§ **INFORMATION SHOWN**:

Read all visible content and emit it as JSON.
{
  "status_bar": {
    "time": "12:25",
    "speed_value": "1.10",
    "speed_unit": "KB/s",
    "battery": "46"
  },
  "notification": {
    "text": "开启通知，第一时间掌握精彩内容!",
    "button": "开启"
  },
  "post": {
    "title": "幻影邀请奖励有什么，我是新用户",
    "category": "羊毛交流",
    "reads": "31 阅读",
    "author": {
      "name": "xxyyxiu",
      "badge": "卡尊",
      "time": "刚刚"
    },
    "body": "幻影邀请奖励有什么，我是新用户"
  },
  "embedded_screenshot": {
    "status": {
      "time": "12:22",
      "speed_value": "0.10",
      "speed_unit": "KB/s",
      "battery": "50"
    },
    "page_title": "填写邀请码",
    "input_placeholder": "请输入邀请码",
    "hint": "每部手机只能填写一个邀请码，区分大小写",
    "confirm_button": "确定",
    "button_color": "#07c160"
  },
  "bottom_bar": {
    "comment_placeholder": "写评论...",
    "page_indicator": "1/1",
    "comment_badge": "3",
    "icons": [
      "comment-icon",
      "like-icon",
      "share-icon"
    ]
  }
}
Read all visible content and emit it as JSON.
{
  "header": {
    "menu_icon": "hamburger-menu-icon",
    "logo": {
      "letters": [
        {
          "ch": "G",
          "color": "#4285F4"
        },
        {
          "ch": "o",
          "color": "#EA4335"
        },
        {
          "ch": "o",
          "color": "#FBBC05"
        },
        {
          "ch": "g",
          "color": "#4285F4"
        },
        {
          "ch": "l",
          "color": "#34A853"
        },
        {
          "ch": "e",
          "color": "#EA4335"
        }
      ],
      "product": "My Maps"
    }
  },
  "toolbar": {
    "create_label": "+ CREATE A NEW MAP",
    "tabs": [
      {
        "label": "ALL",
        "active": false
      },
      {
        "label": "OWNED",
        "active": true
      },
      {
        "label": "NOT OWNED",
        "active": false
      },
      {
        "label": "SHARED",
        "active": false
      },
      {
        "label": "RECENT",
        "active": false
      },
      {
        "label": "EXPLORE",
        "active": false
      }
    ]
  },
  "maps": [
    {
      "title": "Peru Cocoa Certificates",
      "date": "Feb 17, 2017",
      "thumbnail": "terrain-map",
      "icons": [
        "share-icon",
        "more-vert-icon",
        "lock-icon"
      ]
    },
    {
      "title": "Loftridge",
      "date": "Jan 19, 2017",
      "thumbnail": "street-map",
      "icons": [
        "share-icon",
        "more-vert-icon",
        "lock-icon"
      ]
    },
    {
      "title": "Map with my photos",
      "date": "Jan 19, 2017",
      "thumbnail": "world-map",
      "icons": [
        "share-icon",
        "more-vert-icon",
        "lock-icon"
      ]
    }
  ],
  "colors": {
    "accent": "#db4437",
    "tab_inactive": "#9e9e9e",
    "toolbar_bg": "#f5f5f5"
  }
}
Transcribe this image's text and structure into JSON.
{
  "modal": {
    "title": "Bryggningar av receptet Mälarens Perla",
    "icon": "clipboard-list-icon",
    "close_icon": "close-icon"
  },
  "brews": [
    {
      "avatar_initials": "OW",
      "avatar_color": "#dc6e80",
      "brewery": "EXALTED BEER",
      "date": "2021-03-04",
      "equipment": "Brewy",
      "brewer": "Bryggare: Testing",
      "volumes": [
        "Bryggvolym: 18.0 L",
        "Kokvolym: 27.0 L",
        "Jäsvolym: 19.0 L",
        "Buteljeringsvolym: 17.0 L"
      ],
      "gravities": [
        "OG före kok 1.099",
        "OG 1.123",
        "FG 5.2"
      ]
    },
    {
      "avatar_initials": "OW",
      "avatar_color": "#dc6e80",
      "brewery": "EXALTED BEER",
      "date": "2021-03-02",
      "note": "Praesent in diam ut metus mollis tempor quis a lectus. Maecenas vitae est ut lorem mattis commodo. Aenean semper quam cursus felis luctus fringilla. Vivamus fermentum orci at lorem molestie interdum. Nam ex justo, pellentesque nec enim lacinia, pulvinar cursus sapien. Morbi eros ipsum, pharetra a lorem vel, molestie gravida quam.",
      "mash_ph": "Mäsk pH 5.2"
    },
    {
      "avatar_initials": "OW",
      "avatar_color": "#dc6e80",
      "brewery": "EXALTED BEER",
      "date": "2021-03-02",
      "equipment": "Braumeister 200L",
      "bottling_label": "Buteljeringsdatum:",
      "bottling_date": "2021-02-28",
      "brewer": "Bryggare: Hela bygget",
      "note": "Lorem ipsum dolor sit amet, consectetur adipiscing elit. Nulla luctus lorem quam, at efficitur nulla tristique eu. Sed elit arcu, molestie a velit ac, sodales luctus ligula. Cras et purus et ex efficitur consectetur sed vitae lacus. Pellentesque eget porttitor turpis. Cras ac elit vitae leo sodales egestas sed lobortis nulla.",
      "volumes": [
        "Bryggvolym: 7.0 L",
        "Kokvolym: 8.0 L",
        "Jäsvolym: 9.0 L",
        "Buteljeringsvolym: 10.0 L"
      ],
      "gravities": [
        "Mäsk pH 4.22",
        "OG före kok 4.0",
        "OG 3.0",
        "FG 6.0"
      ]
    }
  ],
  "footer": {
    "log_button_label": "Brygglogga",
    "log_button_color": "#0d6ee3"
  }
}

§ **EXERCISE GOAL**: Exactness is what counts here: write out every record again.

§ **ANSWER FOR THE TASK**:
Read all visible content and emit it as JSON.
{
  "status_bar": {
    "time": "12:25",
    "speed_value": "1.10",
    "speed_unit": "KB/s",
    "battery": "46"
  },
  "notification": {
    "text": "开启通知，第一时间掌握精彩内容!",
    "button": "开启"
  },
  "post": {
    "title": "幻影邀请奖励有什么，我是新用户",
    "category": "羊毛交流",
    "reads": "31 阅读",
    "author": {
      "name": "xxyyxiu",
      "badge": "卡尊",
      "time": "刚刚"
    },
    "body": "幻影邀请奖励有什么，我是新用户"
  },
  "embedded_screenshot": {
    "status": {
      "time": "12:22",
      "speed_value": "0.10",
      "speed_unit": "KB/s",
      "battery": "50"
    },
    "page_title": "填写邀请码",
    "input_placeholder": "请输入邀请码",
    "hint": "每部手机只能填写一个邀请码，区分大小写",
    "confirm_button": "确定",
    "button_color": "#07c160"
  },
  "bottom_bar": {
    "comment_placeholder": "写评论...",
    "page_indicator": "1/1",
    "comment_badge": "3",
    "icons": [
      "comment-icon",
      "like-icon",
      "share-icon"
    ]
  }
}
Read all visible content and emit it as JSON.
{
  "header": {
    "menu_icon": "hamburger-menu-icon",
    "logo": {
      "letters": [
        {
          "ch": "G",
          "color": "#4285F4"
        },
        {
          "ch": "o",
          "color": "#EA4335"
        },
        {
          "ch": "o",
          "color": "#FBBC05"
        },
        {
          "ch": "g",
          "color": "#4285F4"
        },
        {
          "ch": "l",
          "color": "#34A853"
        },
        {
          "ch": "e",
          "color": "#EA4335"
        }
      ],
      "product": "My Maps"
    }
  },
  "toolbar": {
    "create_label": "+ CREATE A NEW MAP",
    "tabs": [
      {
        "label": "ALL",
        "active": false
      },
      {
        "label": "OWNED",
        "active": true
      },
      {
        "label": "NOT OWNED",
        "active": false
      },
      {
        "label": "SHARED",
        "active": false
      },
      {
        "label": "RECENT",
        "active": false
      },
      {
        "label": "EXPLORE",
        "active": false
      }
    ]
  },
  "maps": [
    {
      "title": "Peru Cocoa Certificates",
      "date": "Feb 17, 2017",
      "thumbnail": "terrain-map",
      "icons": [
        "share-icon",
        "more-vert-icon",
        "lock-icon"
      ]
    },
    {
      "title": "Loftridge",
      "date": "Jan 19, 2017",
      "thumbnail": "street-map",
      "icons": [
        "share-icon",
        "more-vert-icon",
        "lock-icon"
      ]
    },
    {
      "title": "Map with my photos",
      "date": "Jan 19, 2017",
      "thumbnail": "world-map",
      "icons": [
        "share-icon",
        "more-vert-icon",
        "lock-icon"
      ]
    }
  ],
  "colors": {
    "accent": "#db4437",
    "tab_inactive": "#9e9e9e",
    "toolbar_bg": "#f5f5f5"
  }
}
Transcribe this image's text and structure into JSON.
{
  "modal": {
    "title": "Bryggningar av receptet Mälarens Perla",
    "icon": "clipboard-list-icon",
    "close_icon": "close-icon"
  },
  "brews": [
    {
      "avatar_initials": "OW",
      "avatar_color": "#dc6e80",
      "brewery": "EXALTED BEER",
      "date": "2021-03-04",
      "equipment": "Brewy",
      "brewer": "Bryggare: Testing",
      "volumes": [
        "Bryggvolym: 18.0 L",
        "Kokvolym: 27.0 L",
        "Jäsvolym: 19.0 L",
        "Buteljeringsvolym: 17.0 L"
      ],
      "gravities": [
        "OG före kok 1.099",
        "OG 1.123",
        "FG 5.2"
      ]
    },
    {
      "avatar_initials": "OW",
      "avatar_color": "#dc6e80",
      "brewery": "EXALTED BEER",
      "date": "2021-03-02",
      "note": "Praesent in diam ut metus mollis tempor quis a lectus. Maecenas vitae est ut lorem mattis commodo. Aenean semper quam cursus felis luctus fringilla. Vivamus fermentum orci at lorem molestie interdum. Nam ex justo, pellentesque nec enim lacinia, pulvinar cursus sapien. Morbi eros ipsum, pharetra a lorem vel, molestie gravida quam.",
      "mash_ph": "Mäsk pH 5.2"
    },
    {
      "avatar_initials": "OW",
      "avatar_color": "#dc6e80",
      "brewery": "EXALTED BEER",
      "date": "2021-03-02",
      "equipment": "Braumeister 200L",
      "bottling_label": "Buteljeringsdatum:",
      "bottling_date": "2021-02-28",
      "brewer": "Bryggare: Hela bygget",
      "note": "Lorem ipsum dolor sit amet, consectetur adipiscing elit. Nulla luctus lorem quam, at efficitur nulla tristique eu. Sed elit arcu, molestie a velit ac, sodales luctus ligula. Cras et purus et ex efficitur consectetur sed vitae lacus. Pellentesque eget porttitor turpis. Cras ac elit vitae leo sodales egestas sed lobortis nulla.",
      "volumes": [
        "Bryggvolym: 7.0 L",
        "Kokvolym: 8.0 L",
        "Jäsvolym: 9.0 L",
        "Buteljeringsvolym: 10.0 L"
      ],
      "gravities": [
        "Mäsk pH 4.22",
        "OG före kok 4.0",
        "OG 3.0",
        "FG 6.0"
      ]
    }
  ],
  "footer": {
    "log_button_label": "Brygglogga",
    "log_button_color": "#0d6ee3"
  }
}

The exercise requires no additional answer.